| Exercise aim |
Pull out every line from the listing that has the word "title".

Data listing below:

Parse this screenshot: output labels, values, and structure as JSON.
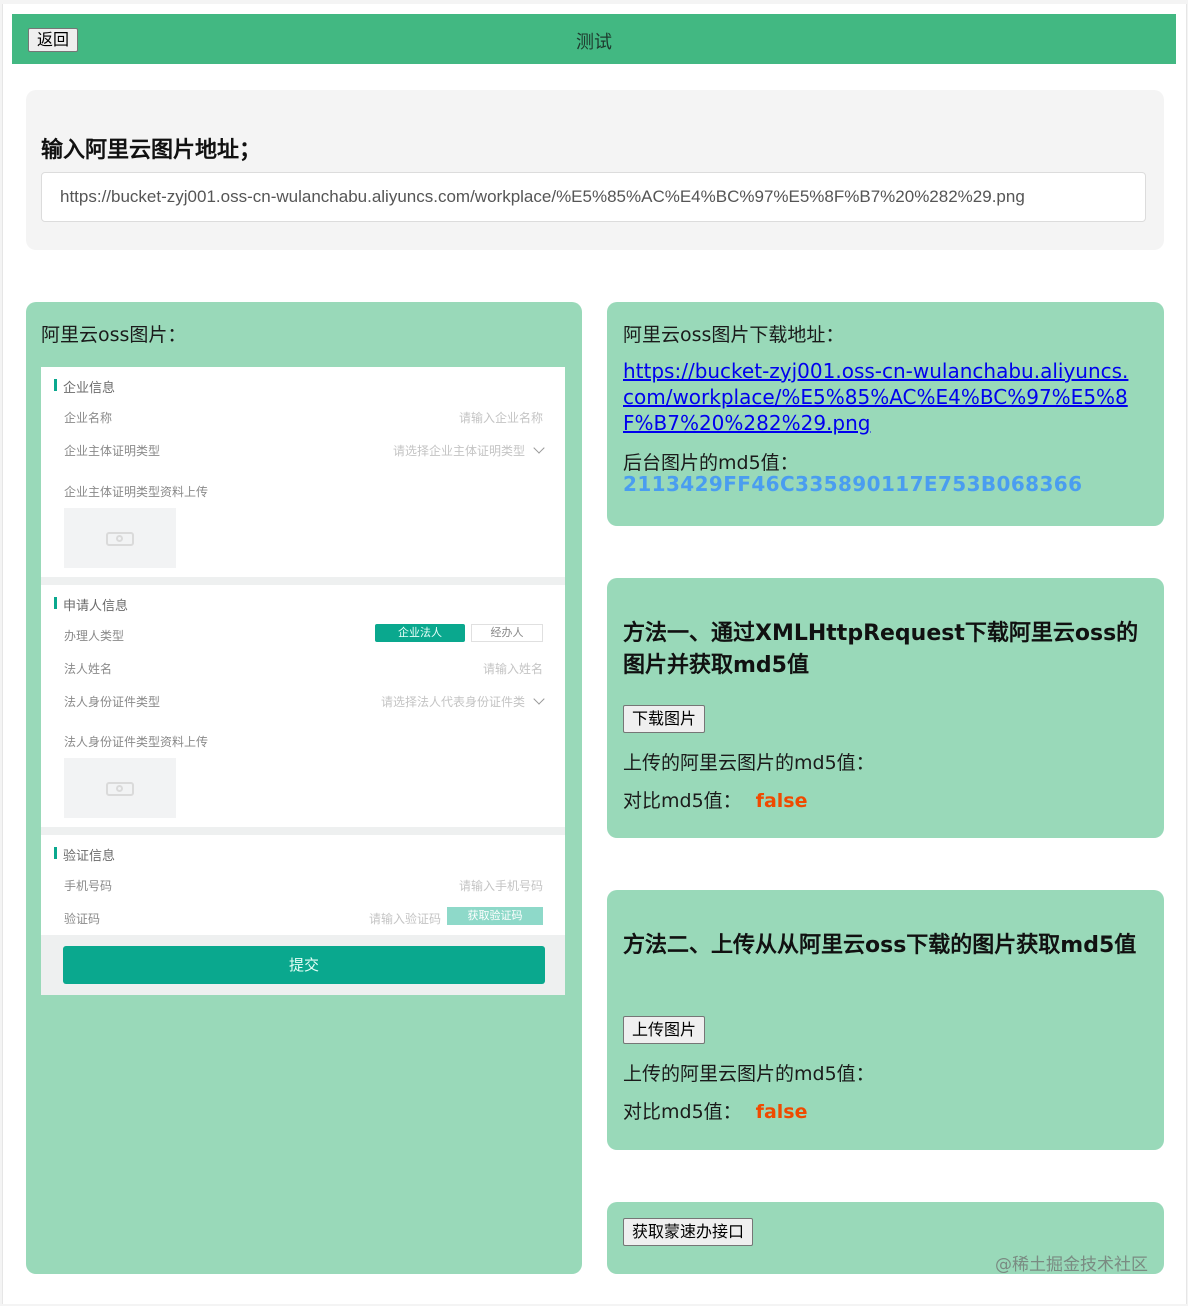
{
  "header": {
    "back_label": "返回",
    "title": "测试"
  },
  "url_section": {
    "label": "输入阿里云图片地址；",
    "value": "https://bucket-zyj001.oss-cn-wulanchabu.aliyuncs.com/workplace/%E5%85%AC%E4%BC%97%E5%8F%B7%20%282%29.png"
  },
  "oss_image": {
    "label": "阿里云oss图片：",
    "preview": {
      "section_company": "企业信息",
      "company_name_label": "企业名称",
      "company_name_placeholder": "请输入企业名称",
      "cert_type_label": "企业主体证明类型",
      "cert_type_placeholder": "请选择企业主体证明类型",
      "cert_upload_label": "企业主体证明类型资料上传",
      "section_applicant": "申请人信息",
      "applicant_type_label": "办理人类型",
      "applicant_type_option_1": "企业法人",
      "applicant_type_option_2": "经办人",
      "legal_name_label": "法人姓名",
      "legal_name_placeholder": "请输入姓名",
      "legal_id_type_label": "法人身份证件类型",
      "legal_id_type_placeholder": "请选择法人代表身份证件类",
      "legal_id_upload_label": "法人身份证件类型资料上传",
      "section_verify": "验证信息",
      "phone_label": "手机号码",
      "phone_placeholder": "请输入手机号码",
      "code_label": "验证码",
      "code_placeholder": "请输入验证码",
      "code_button": "获取验证码",
      "submit_label": "提交"
    }
  },
  "download_info": {
    "label": "阿里云oss图片下载地址：",
    "url": "https://bucket-zyj001.oss-cn-wulanchabu.aliyuncs.com/workplace/%E5%85%AC%E4%BC%97%E5%8F%B7%20%282%29.png",
    "md5_label": "后台图片的md5值：",
    "md5_value": "2113429FF46C335890117E753B068366"
  },
  "method1": {
    "title": "方法一、通过XMLHttpRequest下载阿里云oss的图片并获取md5值",
    "button": "下载图片",
    "md5_label": "上传的阿里云图片的md5值：",
    "compare_label": "对比md5值：",
    "compare_value": "false"
  },
  "method2": {
    "title": "方法二、上传从从阿里云oss下载的图片获取md5值",
    "button": "上传图片",
    "md5_label": "上传的阿里云图片的md5值：",
    "compare_label": "对比md5值：",
    "compare_value": "false"
  },
  "api_section": {
    "button": "获取蒙速办接口"
  },
  "watermark": "@稀土掘金技术社区",
  "colors": {
    "header_green": "#42b882",
    "card_green": "#99d9b9",
    "md5_blue": "#4a9df0",
    "false_orange": "#f04a00"
  }
}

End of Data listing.

| Answer to this problem |
    "title": "测试"
    "title": "方法一、通过XMLHttpRequest下载阿里云oss的图片并获取md5值",
    "title": "方法二、上传从从阿里云oss下载的图片获取md5值",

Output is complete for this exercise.